They chose polyamory because Mikki still wanted to be married, but she also wanted to make sure that Raheem was getting his individual needs and desires met, even if that meant meeting them with someone else. “I think that we have been programmed to think that our spouses need to be our 'everything.' We do not operate like that. There is no one way that fits all when it comes to relationships, despite what society may try to tell you. Their path to doing this thing called life together may be different from yours, but they found what works for them. We have chosen to design a marriage that works for us,” Mikki explained.
"We have chosen to design a marriage that works for us. We both consent to each of us having everything from casual sex partners to lifetime partners if it should go there. We believe love is abundant and do not limit ourselves or each other on how we express it."
She continued, “We both consent to each of us having everything from casual sexual partners to lifetime partners if it should get there. We believe love is abundant and do not limit ourselves or each other on how we express it. Our dynamic is parallel with kitchen table poly aspirations.”
Kitchen table polyamory (KTP) is a polyamorous relationship in which all participants are on friendly terms enough to share a meal at the kitchen table. Basically, it means you have some form of relationship with your partner’s other partner, whether as a group or individually. A lot of times, KTP relationships are highly personal and rooted in mutual respect, communication, and friendship.
Intimacy in an Asexual Polyamorous Marriage
Mikki says she and her husband, Raheem, still share intimate moments despite being in a polyamorous marriage. “Our intimacy is emotional, intellectual, spiritual, and physical, although non-sexual. We are intentional about date nights weekly, surprising and delighting each other daily, and most of all, we communicate our needs regularly. In my opinion, our intimacy is top-tier! I give my husband full-body massages, mani-pedis and make sure I am giving him small physical touches/kisses throughout the day.
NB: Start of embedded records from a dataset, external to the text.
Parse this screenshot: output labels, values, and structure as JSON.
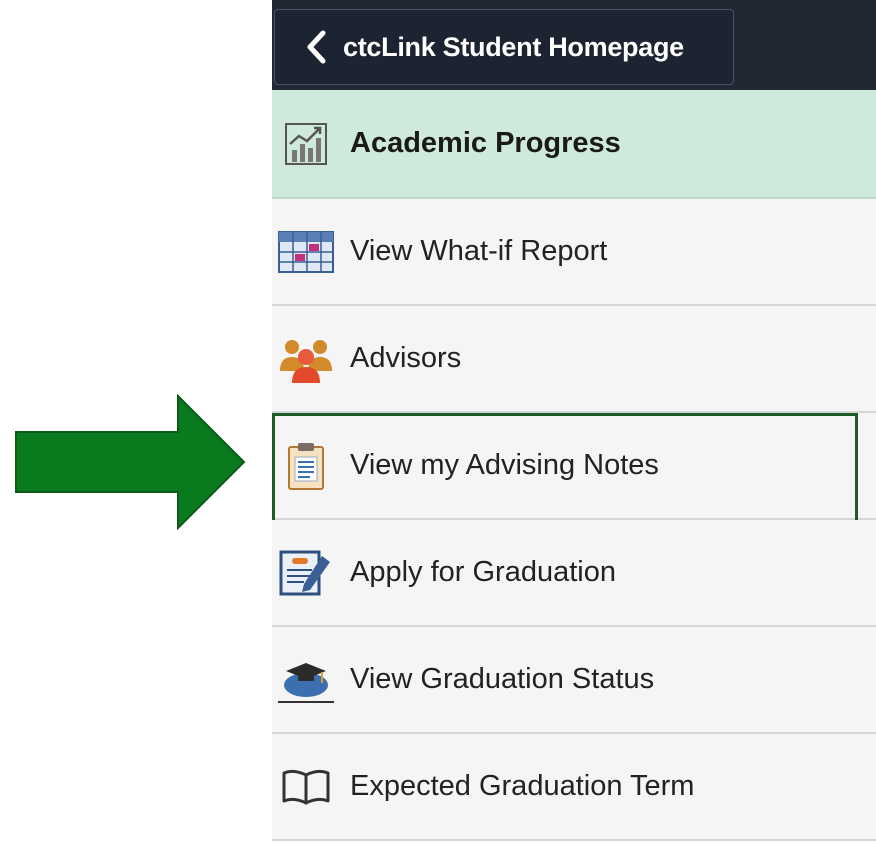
{
  "header": {
    "back_label": "ctcLink Student Homepage"
  },
  "menu": {
    "items": [
      {
        "label": "Academic Progress",
        "icon": "chart-icon",
        "selected": true
      },
      {
        "label": "View What-if Report",
        "icon": "report-grid-icon"
      },
      {
        "label": "Advisors",
        "icon": "people-icon"
      },
      {
        "label": "View my Advising Notes",
        "icon": "clipboard-icon",
        "highlighted": true
      },
      {
        "label": "Apply for Graduation",
        "icon": "application-form-icon"
      },
      {
        "label": "View Graduation Status",
        "icon": "graduation-cap-icon"
      },
      {
        "label": "Expected Graduation Term",
        "icon": "open-book-icon"
      }
    ]
  },
  "annotation": {
    "arrow_color": "#0a7a1e",
    "highlight_color": "#1f5a2a",
    "selected_bg": "#cfeada",
    "header_bg": "#1f2833"
  }
}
He is also very intentional about showing me his love and affection.”
Raheem and Mikki now use their lives as examples for others. On their website, thepolycouplenextdoor.com, they coach people interested in learning how to be consensually non-monogamous. “We are both relationship coaches. I specialized in emotional regulation, and Raheem specializes in communication and conflict resolution. The same tools we use in our marriage help our clients succeed in polyamory."
Mikki advises people who may be asexual or seeking non-monogamy to communicate their needs openly and to consider seeking sex therapy or intimacy coaching. Building a strong relationship with a non-sexual partner requires both empathy and compassion.
For more of Mikki, follow her on Instagram @getmikkibey. Follow the couple's platform on Instagram @thepolycouplenextdoor.
Featured image by skynesher/Getty Images